Start of DATA SHOWN

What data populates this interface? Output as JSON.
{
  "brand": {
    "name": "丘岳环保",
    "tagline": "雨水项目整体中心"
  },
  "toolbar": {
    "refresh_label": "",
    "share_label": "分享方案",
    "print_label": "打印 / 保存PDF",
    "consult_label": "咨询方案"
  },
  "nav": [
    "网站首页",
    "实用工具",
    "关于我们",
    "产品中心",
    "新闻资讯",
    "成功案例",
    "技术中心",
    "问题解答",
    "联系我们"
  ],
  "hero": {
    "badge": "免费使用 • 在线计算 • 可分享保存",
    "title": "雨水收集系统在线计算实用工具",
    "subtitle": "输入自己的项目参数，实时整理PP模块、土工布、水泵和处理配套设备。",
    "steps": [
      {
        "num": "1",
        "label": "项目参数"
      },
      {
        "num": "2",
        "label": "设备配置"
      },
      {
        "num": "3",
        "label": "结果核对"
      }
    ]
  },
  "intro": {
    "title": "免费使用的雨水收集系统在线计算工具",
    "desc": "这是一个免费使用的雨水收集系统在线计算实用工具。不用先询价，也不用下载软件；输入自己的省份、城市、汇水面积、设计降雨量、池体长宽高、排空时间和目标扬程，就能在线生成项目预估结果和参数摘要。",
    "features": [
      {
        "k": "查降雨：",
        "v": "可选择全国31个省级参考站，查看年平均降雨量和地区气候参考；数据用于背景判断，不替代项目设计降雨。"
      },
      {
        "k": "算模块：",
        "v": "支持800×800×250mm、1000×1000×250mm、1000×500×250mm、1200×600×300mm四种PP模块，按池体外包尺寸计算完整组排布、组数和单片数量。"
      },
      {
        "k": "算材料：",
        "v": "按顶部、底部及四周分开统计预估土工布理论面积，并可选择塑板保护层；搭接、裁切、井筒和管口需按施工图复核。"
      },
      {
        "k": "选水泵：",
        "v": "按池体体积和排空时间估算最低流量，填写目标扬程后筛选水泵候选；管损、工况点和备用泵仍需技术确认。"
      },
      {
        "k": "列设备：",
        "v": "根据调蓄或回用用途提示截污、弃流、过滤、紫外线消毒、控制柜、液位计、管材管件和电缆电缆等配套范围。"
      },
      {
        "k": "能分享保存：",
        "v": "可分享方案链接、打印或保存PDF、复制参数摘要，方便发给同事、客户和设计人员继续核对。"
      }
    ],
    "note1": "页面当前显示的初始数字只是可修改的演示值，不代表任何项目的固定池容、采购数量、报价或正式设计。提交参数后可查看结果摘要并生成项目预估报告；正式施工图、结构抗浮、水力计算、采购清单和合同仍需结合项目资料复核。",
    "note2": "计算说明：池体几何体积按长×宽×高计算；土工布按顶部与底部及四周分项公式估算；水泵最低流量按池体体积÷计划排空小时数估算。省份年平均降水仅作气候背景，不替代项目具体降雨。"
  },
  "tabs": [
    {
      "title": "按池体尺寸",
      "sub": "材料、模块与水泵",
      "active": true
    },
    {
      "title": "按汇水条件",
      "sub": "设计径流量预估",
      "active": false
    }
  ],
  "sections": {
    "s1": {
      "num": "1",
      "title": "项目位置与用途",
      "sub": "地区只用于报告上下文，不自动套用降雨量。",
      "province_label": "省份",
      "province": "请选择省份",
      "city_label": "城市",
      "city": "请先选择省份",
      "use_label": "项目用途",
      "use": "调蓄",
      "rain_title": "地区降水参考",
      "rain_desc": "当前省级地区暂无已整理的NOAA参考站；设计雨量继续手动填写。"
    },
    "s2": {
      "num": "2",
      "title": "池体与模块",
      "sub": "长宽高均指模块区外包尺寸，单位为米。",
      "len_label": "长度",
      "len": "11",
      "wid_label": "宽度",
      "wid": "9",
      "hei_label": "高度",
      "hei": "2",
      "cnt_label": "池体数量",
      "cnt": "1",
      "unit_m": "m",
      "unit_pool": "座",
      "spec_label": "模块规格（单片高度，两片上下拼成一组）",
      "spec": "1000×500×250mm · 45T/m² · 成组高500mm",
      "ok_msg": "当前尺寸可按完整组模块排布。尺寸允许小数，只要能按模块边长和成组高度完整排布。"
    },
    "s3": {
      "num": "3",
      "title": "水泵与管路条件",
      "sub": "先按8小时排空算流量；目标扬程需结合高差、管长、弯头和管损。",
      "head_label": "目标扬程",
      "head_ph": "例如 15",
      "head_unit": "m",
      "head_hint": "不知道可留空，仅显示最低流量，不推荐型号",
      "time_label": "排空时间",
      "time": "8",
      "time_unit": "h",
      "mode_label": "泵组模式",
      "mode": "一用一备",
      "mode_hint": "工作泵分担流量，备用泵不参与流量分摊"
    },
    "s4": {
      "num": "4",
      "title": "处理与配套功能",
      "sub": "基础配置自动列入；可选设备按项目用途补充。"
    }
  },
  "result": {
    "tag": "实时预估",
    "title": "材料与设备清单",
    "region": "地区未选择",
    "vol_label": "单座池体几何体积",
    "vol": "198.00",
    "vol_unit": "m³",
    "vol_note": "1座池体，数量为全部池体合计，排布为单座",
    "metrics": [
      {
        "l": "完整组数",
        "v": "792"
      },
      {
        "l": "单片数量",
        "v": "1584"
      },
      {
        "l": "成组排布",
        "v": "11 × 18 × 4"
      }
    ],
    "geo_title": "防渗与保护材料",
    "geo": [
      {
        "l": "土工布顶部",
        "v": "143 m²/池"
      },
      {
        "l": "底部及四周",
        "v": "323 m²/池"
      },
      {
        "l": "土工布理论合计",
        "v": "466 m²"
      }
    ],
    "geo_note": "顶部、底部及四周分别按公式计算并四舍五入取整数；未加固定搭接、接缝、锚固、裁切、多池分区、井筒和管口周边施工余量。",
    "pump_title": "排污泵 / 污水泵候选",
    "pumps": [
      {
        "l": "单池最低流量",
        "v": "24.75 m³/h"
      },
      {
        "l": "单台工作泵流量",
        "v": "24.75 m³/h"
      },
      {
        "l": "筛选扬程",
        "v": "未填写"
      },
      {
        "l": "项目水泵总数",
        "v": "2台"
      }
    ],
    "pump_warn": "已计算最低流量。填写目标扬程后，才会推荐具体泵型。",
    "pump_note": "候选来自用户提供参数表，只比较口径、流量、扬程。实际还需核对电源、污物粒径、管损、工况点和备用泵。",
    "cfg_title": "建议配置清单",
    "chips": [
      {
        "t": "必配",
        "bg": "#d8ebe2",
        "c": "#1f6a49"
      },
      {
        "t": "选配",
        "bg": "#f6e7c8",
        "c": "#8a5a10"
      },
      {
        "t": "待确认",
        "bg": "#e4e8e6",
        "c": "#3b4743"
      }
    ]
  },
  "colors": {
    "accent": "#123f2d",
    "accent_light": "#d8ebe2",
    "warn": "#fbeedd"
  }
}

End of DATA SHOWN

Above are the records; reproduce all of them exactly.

What data populates this interface? Output as JSON.
{
  "brand": {
    "name": "丘岳环保",
    "tagline": "雨水项目整体中心"
  },
  "toolbar": {
    "refresh_label": "",
    "share_label": "分享方案",
    "print_label": "打印 / 保存PDF",
    "consult_label": "咨询方案"
  },
  "nav": [
    "网站首页",
    "实用工具",
    "关于我们",
    "产品中心",
    "新闻资讯",
    "成功案例",
    "技术中心",
    "问题解答",
    "联系我们"
  ],
  "hero": {
    "badge": "免费使用 • 在线计算 • 可分享保存",
    "title": "雨水收集系统在线计算实用工具",
    "subtitle": "输入自己的项目参数，实时整理PP模块、土工布、水泵和处理配套设备。",
    "steps": [
      {
        "num": "1",
        "label": "项目参数"
      },
      {
        "num": "2",
        "label": "设备配置"
      },
      {
        "num": "3",
        "label": "结果核对"
      }
    ]
  },
  "intro": {
    "title": "免费使用的雨水收集系统在线计算工具",
    "desc": "这是一个免费使用的雨水收集系统在线计算实用工具。不用先询价，也不用下载软件；输入自己的省份、城市、汇水面积、设计降雨量、池体长宽高、排空时间和目标扬程，就能在线生成项目预估结果和参数摘要。",
    "features": [
      {
        "k": "查降雨：",
        "v": "可选择全国31个省级参考站，查看年平均降雨量和地区气候参考；数据用于背景判断，不替代项目设计降雨。"
      },
      {
        "k": "算模块：",
        "v": "支持800×800×250mm、1000×1000×250mm、1000×500×250mm、1200×600×300mm四种PP模块，按池体外包尺寸计算完整组排布、组数和单片数量。"
      },
      {
        "k": "算材料：",
        "v": "按顶部、底部及四周分开统计预估土工布理论面积，并可选择塑板保护层；搭接、裁切、井筒和管口需按施工图复核。"
      },
      {
        "k": "选水泵：",
        "v": "按池体体积和排空时间估算最低流量，填写目标扬程后筛选水泵候选；管损、工况点和备用泵仍需技术确认。"
      },
      {
        "k": "列设备：",
        "v": "根据调蓄或回用用途提示截污、弃流、过滤、紫外线消毒、控制柜、液位计、管材管件和电缆电缆等配套范围。"
      },
      {
        "k": "能分享保存：",
        "v": "可分享方案链接、打印或保存PDF、复制参数摘要，方便发给同事、客户和设计人员继续核对。"
      }
    ],
    "note1": "页面当前显示的初始数字只是可修改的演示值，不代表任何项目的固定池容、采购数量、报价或正式设计。提交参数后可查看结果摘要并生成项目预估报告；正式施工图、结构抗浮、水力计算、采购清单和合同仍需结合项目资料复核。",
    "note2": "计算说明：池体几何体积按长×宽×高计算；土工布按顶部与底部及四周分项公式估算；水泵最低流量按池体体积÷计划排空小时数估算。省份年平均降水仅作气候背景，不替代项目具体降雨。"
  },
  "tabs": [
    {
      "title": "按池体尺寸",
      "sub": "材料、模块与水泵",
      "active": true
    },
    {
      "title": "按汇水条件",
      "sub": "设计径流量预估",
      "active": false
    }
  ],
  "sections": {
    "s1": {
      "num": "1",
      "title": "项目位置与用途",
      "sub": "地区只用于报告上下文，不自动套用降雨量。",
      "province_label": "省份",
      "province": "请选择省份",
      "city_label": "城市",
      "city": "请先选择省份",
      "use_label": "项目用途",
      "use": "调蓄",
      "rain_title": "地区降水参考",
      "rain_desc": "当前省级地区暂无已整理的NOAA参考站；设计雨量继续手动填写。"
    },
    "s2": {
      "num": "2",
      "title": "池体与模块",
      "sub": "长宽高均指模块区外包尺寸，单位为米。",
      "len_label": "长度",
      "len": "11",
      "wid_label": "宽度",
      "wid": "9",
      "hei_label": "高度",
      "hei": "2",
      "cnt_label": "池体数量",
      "cnt": "1",
      "unit_m": "m",
      "unit_pool": "座",
      "spec_label": "模块规格（单片高度，两片上下拼成一组）",
      "spec": "1000×500×250mm · 45T/m² · 成组高500mm",
      "ok_msg": "当前尺寸可按完整组模块排布。尺寸允许小数，只要能按模块边长和成组高度完整排布。"
    },
    "s3": {
      "num": "3",
      "title": "水泵与管路条件",
      "sub": "先按8小时排空算流量；目标扬程需结合高差、管长、弯头和管损。",
      "head_label": "目标扬程",
      "head_ph": "例如 15",
      "head_unit": "m",
      "head_hint": "不知道可留空，仅显示最低流量，不推荐型号",
      "time_label": "排空时间",
      "time": "8",
      "time_unit": "h",
      "mode_label": "泵组模式",
      "mode": "一用一备",
      "mode_hint": "工作泵分担流量，备用泵不参与流量分摊"
    },
    "s4": {
      "num": "4",
      "title": "处理与配套功能",
      "sub": "基础配置自动列入；可选设备按项目用途补充。"
    }
  },
  "result": {
    "tag": "实时预估",
    "title": "材料与设备清单",
    "region": "地区未选择",
    "vol_label": "单座池体几何体积",
    "vol": "198.00",
    "vol_unit": "m³",
    "vol_note": "1座池体，数量为全部池体合计，排布为单座",
    "metrics": [
      {
        "l": "完整组数",
        "v": "792"
      },
      {
        "l": "单片数量",
        "v": "1584"
      },
      {
        "l": "成组排布",
        "v": "11 × 18 × 4"
      }
    ],
    "geo_title": "防渗与保护材料",
    "geo": [
      {
        "l": "土工布顶部",
        "v": "143 m²/池"
      },
      {
        "l": "底部及四周",
        "v": "323 m²/池"
      },
      {
        "l": "土工布理论合计",
        "v": "466 m²"
      }
    ],
    "geo_note": "顶部、底部及四周分别按公式计算并四舍五入取整数；未加固定搭接、接缝、锚固、裁切、多池分区、井筒和管口周边施工余量。",
    "pump_title": "排污泵 / 污水泵候选",
    "pumps": [
      {
        "l": "单池最低流量",
        "v": "24.75 m³/h"
      },
      {
        "l": "单台工作泵流量",
        "v": "24.75 m³/h"
      },
      {
        "l": "筛选扬程",
        "v": "未填写"
      },
      {
        "l": "项目水泵总数",
        "v": "2台"
      }
    ],
    "pump_warn": "已计算最低流量。填写目标扬程后，才会推荐具体泵型。",
    "pump_note": "候选来自用户提供参数表，只比较口径、流量、扬程。实际还需核对电源、污物粒径、管损、工况点和备用泵。",
    "cfg_title": "建议配置清单",
    "chips": [
      {
        "t": "必配",
        "bg": "#d8ebe2",
        "c": "#1f6a49"
      },
      {
        "t": "选配",
        "bg": "#f6e7c8",
        "c": "#8a5a10"
      },
      {
        "t": "待确认",
        "bg": "#e4e8e6",
        "c": "#3b4743"
      }
    ]
  },
  "colors": {
    "accent": "#123f2d",
    "accent_light": "#d8ebe2",
    "warn": "#fbeedd"
  }
}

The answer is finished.